*Record set*:
# # #

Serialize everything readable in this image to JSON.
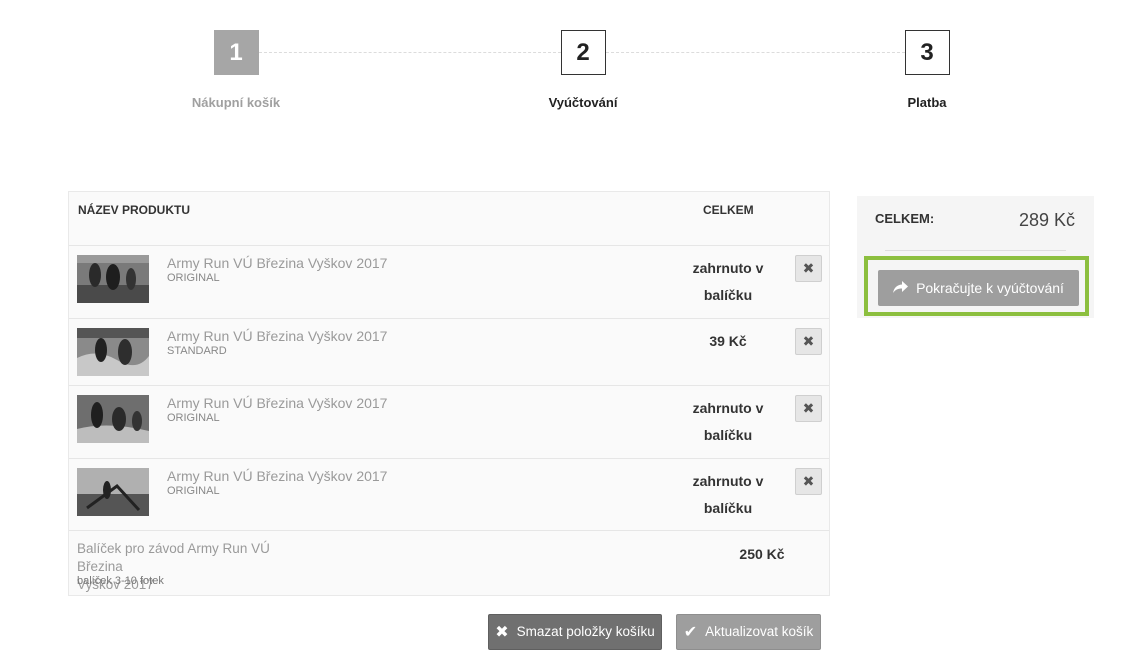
{
  "steps": [
    {
      "number": "1",
      "label": "Nákupní košík",
      "state": "done"
    },
    {
      "number": "2",
      "label": "Vyúčtování",
      "state": "current"
    },
    {
      "number": "3",
      "label": "Platba",
      "state": "upcoming"
    }
  ],
  "cart": {
    "headers": {
      "product": "NÁZEV PRODUKTU",
      "total": "CELKEM"
    },
    "items": [
      {
        "name": "Army Run VÚ Březina Vyškov 2017",
        "variant": "ORIGINAL",
        "price_line1": "zahrnuto v",
        "price_line2": "balíčku",
        "remove_icon": "close-icon"
      },
      {
        "name": "Army Run VÚ Březina Vyškov 2017",
        "variant": "STANDARD",
        "price_line1": "39 Kč",
        "price_line2": "",
        "remove_icon": "close-icon"
      },
      {
        "name": "Army Run VÚ Březina Vyškov 2017",
        "variant": "ORIGINAL",
        "price_line1": "zahrnuto v",
        "price_line2": "balíčku",
        "remove_icon": "close-icon"
      },
      {
        "name": "Army Run VÚ Březina Vyškov 2017",
        "variant": "ORIGINAL",
        "price_line1": "zahrnuto v",
        "price_line2": "balíčku",
        "remove_icon": "close-icon"
      }
    ],
    "bundle": {
      "name_line1": "Balíček pro závod Army Run VÚ Březina",
      "name_line2": "Vyškov 2017",
      "sub": "balíček 3-10 fotek",
      "price": "250 Kč"
    }
  },
  "summary": {
    "label": "CELKEM:",
    "value": "289 Kč",
    "continue_label": "Pokračujte k vyúčtování",
    "continue_icon": "share-arrow-icon",
    "highlight_color": "#8cbf3f"
  },
  "actions": {
    "clear_label": "Smazat položky košíku",
    "clear_icon": "close-icon",
    "update_label": "Aktualizovat košík",
    "update_icon": "checkmark-icon"
  }
}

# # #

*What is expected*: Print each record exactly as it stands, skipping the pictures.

*Reply*:
Serialize everything readable in this image to JSON.
{
  "steps": [
    {
      "number": "1",
      "label": "Nákupní košík",
      "state": "done"
    },
    {
      "number": "2",
      "label": "Vyúčtování",
      "state": "current"
    },
    {
      "number": "3",
      "label": "Platba",
      "state": "upcoming"
    }
  ],
  "cart": {
    "headers": {
      "product": "NÁZEV PRODUKTU",
      "total": "CELKEM"
    },
    "items": [
      {
        "name": "Army Run VÚ Březina Vyškov 2017",
        "variant": "ORIGINAL",
        "price_line1": "zahrnuto v",
        "price_line2": "balíčku",
        "remove_icon": "close-icon"
      },
      {
        "name": "Army Run VÚ Březina Vyškov 2017",
        "variant": "STANDARD",
        "price_line1": "39 Kč",
        "price_line2": "",
        "remove_icon": "close-icon"
      },
      {
        "name": "Army Run VÚ Březina Vyškov 2017",
        "variant": "ORIGINAL",
        "price_line1": "zahrnuto v",
        "price_line2": "balíčku",
        "remove_icon": "close-icon"
      },
      {
        "name": "Army Run VÚ Březina Vyškov 2017",
        "variant": "ORIGINAL",
        "price_line1": "zahrnuto v",
        "price_line2": "balíčku",
        "remove_icon": "close-icon"
      }
    ],
    "bundle": {
      "name_line1": "Balíček pro závod Army Run VÚ Březina",
      "name_line2": "Vyškov 2017",
      "sub": "balíček 3-10 fotek",
      "price": "250 Kč"
    }
  },
  "summary": {
    "label": "CELKEM:",
    "value": "289 Kč",
    "continue_label": "Pokračujte k vyúčtování",
    "continue_icon": "share-arrow-icon",
    "highlight_color": "#8cbf3f"
  },
  "actions": {
    "clear_label": "Smazat položky košíku",
    "clear_icon": "close-icon",
    "update_label": "Aktualizovat košík",
    "update_icon": "checkmark-icon"
  }
}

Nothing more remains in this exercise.